YOUR GOAL: Using the listing below, retype the line bearing "Transcribe this image's" and each line after it, word for word, and nothing further.

SOURCE MATERIAL:
##########
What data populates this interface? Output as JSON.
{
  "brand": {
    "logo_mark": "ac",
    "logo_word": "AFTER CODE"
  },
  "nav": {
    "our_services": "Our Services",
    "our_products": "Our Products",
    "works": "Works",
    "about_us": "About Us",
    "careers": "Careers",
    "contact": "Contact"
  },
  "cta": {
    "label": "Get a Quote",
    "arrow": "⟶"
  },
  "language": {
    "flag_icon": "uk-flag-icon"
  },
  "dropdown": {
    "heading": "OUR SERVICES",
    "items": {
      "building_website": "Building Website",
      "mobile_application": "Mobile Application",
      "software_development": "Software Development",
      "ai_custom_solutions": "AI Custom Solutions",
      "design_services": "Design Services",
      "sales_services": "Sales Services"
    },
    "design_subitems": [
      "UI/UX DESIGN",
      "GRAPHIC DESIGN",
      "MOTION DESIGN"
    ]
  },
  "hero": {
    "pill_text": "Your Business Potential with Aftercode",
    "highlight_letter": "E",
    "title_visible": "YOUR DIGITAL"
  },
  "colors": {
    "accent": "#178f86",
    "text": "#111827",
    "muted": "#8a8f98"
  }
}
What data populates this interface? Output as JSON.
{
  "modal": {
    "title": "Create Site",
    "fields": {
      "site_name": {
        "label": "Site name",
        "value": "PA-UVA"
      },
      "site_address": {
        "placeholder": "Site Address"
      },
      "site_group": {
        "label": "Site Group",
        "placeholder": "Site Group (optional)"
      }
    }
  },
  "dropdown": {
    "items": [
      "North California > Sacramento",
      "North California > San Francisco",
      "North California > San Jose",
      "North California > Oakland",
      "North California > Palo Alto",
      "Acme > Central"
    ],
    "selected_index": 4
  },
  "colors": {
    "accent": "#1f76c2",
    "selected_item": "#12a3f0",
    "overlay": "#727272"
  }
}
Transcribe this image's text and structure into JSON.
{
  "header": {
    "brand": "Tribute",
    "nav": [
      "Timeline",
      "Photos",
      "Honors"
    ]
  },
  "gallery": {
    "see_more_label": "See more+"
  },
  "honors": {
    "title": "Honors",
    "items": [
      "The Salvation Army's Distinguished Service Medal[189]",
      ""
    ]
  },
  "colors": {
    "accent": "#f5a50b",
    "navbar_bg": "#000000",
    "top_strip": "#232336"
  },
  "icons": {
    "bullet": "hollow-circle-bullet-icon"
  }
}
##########
TASK RESPONSE:
Transcribe this image's text and structure into JSON.
{
  "header": {
    "brand": "Tribute",
    "nav": [
      "Timeline",
      "Photos",
      "Honors"
    ]
  },
  "gallery": {
    "see_more_label": "See more+"
  },
  "honors": {
    "title": "Honors",
    "items": [
      "The Salvation Army's Distinguished Service Medal[189]",
      ""
    ]
  },
  "colors": {
    "accent": "#f5a50b",
    "navbar_bg": "#000000",
    "top_strip": "#232336"
  },
  "icons": {
    "bullet": "hollow-circle-bullet-icon"
  }
}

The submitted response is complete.